### ABOUT THIS EXERCISE
Retype the whole listing that follows, line for line.

### DATA FOR THE TASK
=== Begin Enclosure ===
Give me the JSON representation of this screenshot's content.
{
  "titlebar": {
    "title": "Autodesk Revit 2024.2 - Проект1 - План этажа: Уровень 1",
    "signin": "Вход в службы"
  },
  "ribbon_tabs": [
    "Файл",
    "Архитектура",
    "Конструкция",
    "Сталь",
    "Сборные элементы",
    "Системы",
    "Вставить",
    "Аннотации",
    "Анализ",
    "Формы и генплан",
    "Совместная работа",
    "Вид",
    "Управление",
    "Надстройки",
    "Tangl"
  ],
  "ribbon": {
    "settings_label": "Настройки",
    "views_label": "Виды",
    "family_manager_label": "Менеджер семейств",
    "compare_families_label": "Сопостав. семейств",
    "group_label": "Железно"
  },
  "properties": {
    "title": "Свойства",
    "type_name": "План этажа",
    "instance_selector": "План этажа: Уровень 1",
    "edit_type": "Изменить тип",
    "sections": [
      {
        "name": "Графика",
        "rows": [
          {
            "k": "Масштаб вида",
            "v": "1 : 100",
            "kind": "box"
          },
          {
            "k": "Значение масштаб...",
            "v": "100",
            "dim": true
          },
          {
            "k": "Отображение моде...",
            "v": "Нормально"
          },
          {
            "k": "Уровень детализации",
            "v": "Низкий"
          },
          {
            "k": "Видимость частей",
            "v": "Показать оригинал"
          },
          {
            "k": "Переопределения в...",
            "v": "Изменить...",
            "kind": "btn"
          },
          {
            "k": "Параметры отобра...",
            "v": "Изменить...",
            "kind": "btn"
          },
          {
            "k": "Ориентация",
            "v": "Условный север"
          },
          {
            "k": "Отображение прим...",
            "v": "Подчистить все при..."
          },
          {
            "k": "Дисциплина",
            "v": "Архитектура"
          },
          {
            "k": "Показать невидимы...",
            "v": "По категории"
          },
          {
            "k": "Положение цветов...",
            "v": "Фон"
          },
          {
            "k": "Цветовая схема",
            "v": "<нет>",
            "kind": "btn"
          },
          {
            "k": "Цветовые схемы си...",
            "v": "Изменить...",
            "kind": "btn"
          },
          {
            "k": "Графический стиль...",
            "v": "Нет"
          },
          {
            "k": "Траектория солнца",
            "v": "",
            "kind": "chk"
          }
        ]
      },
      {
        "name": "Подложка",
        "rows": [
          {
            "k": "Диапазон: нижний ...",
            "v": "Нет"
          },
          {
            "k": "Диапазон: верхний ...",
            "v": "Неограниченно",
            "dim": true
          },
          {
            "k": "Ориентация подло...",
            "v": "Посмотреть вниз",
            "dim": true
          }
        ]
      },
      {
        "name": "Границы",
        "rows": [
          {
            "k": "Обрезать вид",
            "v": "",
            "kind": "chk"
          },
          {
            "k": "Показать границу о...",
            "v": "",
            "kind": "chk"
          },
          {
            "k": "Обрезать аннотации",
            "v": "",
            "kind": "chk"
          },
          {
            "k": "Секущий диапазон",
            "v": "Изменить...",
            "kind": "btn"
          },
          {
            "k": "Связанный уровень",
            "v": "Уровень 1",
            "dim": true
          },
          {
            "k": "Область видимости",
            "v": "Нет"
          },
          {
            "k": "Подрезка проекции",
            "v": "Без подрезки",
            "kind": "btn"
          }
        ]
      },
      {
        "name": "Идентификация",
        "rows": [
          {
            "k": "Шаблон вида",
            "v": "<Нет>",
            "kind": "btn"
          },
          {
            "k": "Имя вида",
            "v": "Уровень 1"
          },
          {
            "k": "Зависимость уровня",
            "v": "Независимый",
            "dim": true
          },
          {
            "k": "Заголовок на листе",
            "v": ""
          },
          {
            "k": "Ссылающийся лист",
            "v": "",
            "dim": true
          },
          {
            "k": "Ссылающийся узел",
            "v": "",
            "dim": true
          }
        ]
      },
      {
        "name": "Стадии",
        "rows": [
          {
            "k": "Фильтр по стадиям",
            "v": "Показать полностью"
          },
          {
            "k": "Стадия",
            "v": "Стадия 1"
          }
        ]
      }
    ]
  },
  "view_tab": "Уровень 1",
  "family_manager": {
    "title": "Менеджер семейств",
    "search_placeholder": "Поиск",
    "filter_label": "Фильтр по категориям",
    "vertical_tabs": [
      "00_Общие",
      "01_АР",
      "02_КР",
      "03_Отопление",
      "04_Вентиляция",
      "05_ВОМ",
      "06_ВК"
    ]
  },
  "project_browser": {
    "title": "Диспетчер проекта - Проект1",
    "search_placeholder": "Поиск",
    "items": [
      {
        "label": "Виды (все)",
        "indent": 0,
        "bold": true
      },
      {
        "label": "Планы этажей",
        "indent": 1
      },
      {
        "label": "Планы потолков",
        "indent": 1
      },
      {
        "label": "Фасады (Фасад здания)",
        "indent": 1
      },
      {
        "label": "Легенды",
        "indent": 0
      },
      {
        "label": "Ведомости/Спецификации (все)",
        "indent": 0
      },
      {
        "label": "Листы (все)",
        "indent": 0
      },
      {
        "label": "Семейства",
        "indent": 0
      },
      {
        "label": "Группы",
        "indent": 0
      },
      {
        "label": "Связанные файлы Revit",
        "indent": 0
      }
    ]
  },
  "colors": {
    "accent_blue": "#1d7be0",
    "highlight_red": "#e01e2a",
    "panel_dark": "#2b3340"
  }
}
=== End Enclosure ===
### SOLUTION TO THIS PROBLEM
Give me the JSON representation of this screenshot's content.
{
  "titlebar": {
    "title": "Autodesk Revit 2024.2 - Проект1 - План этажа: Уровень 1",
    "signin": "Вход в службы"
  },
  "ribbon_tabs": [
    "Файл",
    "Архитектура",
    "Конструкция",
    "Сталь",
    "Сборные элементы",
    "Системы",
    "Вставить",
    "Аннотации",
    "Анализ",
    "Формы и генплан",
    "Совместная работа",
    "Вид",
    "Управление",
    "Надстройки",
    "Tangl"
  ],
  "ribbon": {
    "settings_label": "Настройки",
    "views_label": "Виды",
    "family_manager_label": "Менеджер семейств",
    "compare_families_label": "Сопостав. семейств",
    "group_label": "Железно"
  },
  "properties": {
    "title": "Свойства",
    "type_name": "План этажа",
    "instance_selector": "План этажа: Уровень 1",
    "edit_type": "Изменить тип",
    "sections": [
      {
        "name": "Графика",
        "rows": [
          {
            "k": "Масштаб вида",
            "v": "1 : 100",
            "kind": "box"
          },
          {
            "k": "Значение масштаб...",
            "v": "100",
            "dim": true
          },
          {
            "k": "Отображение моде...",
            "v": "Нормально"
          },
          {
            "k": "Уровень детализации",
            "v": "Низкий"
          },
          {
            "k": "Видимость частей",
            "v": "Показать оригинал"
          },
          {
            "k": "Переопределения в...",
            "v": "Изменить...",
            "kind": "btn"
          },
          {
            "k": "Параметры отобра...",
            "v": "Изменить...",
            "kind": "btn"
          },
          {
            "k": "Ориентация",
            "v": "Условный север"
          },
          {
            "k": "Отображение прим...",
            "v": "Подчистить все при..."
          },
          {
            "k": "Дисциплина",
            "v": "Архитектура"
          },
          {
            "k": "Показать невидимы...",
            "v": "По категории"
          },
          {
            "k": "Положение цветов...",
            "v": "Фон"
          },
          {
            "k": "Цветовая схема",
            "v": "<нет>",
            "kind": "btn"
          },
          {
            "k": "Цветовые схемы си...",
            "v": "Изменить...",
            "kind": "btn"
          },
          {
            "k": "Графический стиль...",
            "v": "Нет"
          },
          {
            "k": "Траектория солнца",
            "v": "",
            "kind": "chk"
          }
        ]
      },
      {
        "name": "Подложка",
        "rows": [
          {
            "k": "Диапазон: нижний ...",
            "v": "Нет"
          },
          {
            "k": "Диапазон: верхний ...",
            "v": "Неограниченно",
            "dim": true
          },
          {
            "k": "Ориентация подло...",
            "v": "Посмотреть вниз",
            "dim": true
          }
        ]
      },
      {
        "name": "Границы",
        "rows": [
          {
            "k": "Обрезать вид",
            "v": "",
            "kind": "chk"
          },
          {
            "k": "Показать границу о...",
            "v": "",
            "kind": "chk"
          },
          {
            "k": "Обрезать аннотации",
            "v": "",
            "kind": "chk"
          },
          {
            "k": "Секущий диапазон",
            "v": "Изменить...",
            "kind": "btn"
          },
          {
            "k": "Связанный уровень",
            "v": "Уровень 1",
            "dim": true
          },
          {
            "k": "Область видимости",
            "v": "Нет"
          },
          {
            "k": "Подрезка проекции",
            "v": "Без подрезки",
            "kind": "btn"
          }
        ]
      },
      {
        "name": "Идентификация",
        "rows": [
          {
            "k": "Шаблон вида",
            "v": "<Нет>",
            "kind": "btn"
          },
          {
            "k": "Имя вида",
            "v": "Уровень 1"
          },
          {
            "k": "Зависимость уровня",
            "v": "Независимый",
            "dim": true
          },
          {
            "k": "Заголовок на листе",
            "v": ""
          },
          {
            "k": "Ссылающийся лист",
            "v": "",
            "dim": true
          },
          {
            "k": "Ссылающийся узел",
            "v": "",
            "dim": true
          }
        ]
      },
      {
        "name": "Стадии",
        "rows": [
          {
            "k": "Фильтр по стадиям",
            "v": "Показать полностью"
          },
          {
            "k": "Стадия",
            "v": "Стадия 1"
          }
        ]
      }
    ]
  },
  "view_tab": "Уровень 1",
  "family_manager": {
    "title": "Менеджер семейств",
    "search_placeholder": "Поиск",
    "filter_label": "Фильтр по категориям",
    "vertical_tabs": [
      "00_Общие",
      "01_АР",
      "02_КР",
      "03_Отопление",
      "04_Вентиляция",
      "05_ВОМ",
      "06_ВК"
    ]
  },
  "project_browser": {
    "title": "Диспетчер проекта - Проект1",
    "search_placeholder": "Поиск",
    "items": [
      {
        "label": "Виды (все)",
        "indent": 0,
        "bold": true
      },
      {
        "label": "Планы этажей",
        "indent": 1
      },
      {
        "label": "Планы потолков",
        "indent": 1
      },
      {
        "label": "Фасады (Фасад здания)",
        "indent": 1
      },
      {
        "label": "Легенды",
        "indent": 0
      },
      {
        "label": "Ведомости/Спецификации (все)",
        "indent": 0
      },
      {
        "label": "Листы (все)",
        "indent": 0
      },
      {
        "label": "Семейства",
        "indent": 0
      },
      {
        "label": "Группы",
        "indent": 0
      },
      {
        "label": "Связанные файлы Revit",
        "indent": 0
      }
    ]
  },
  "colors": {
    "accent_blue": "#1d7be0",
    "highlight_red": "#e01e2a",
    "panel_dark": "#2b3340"
  }
}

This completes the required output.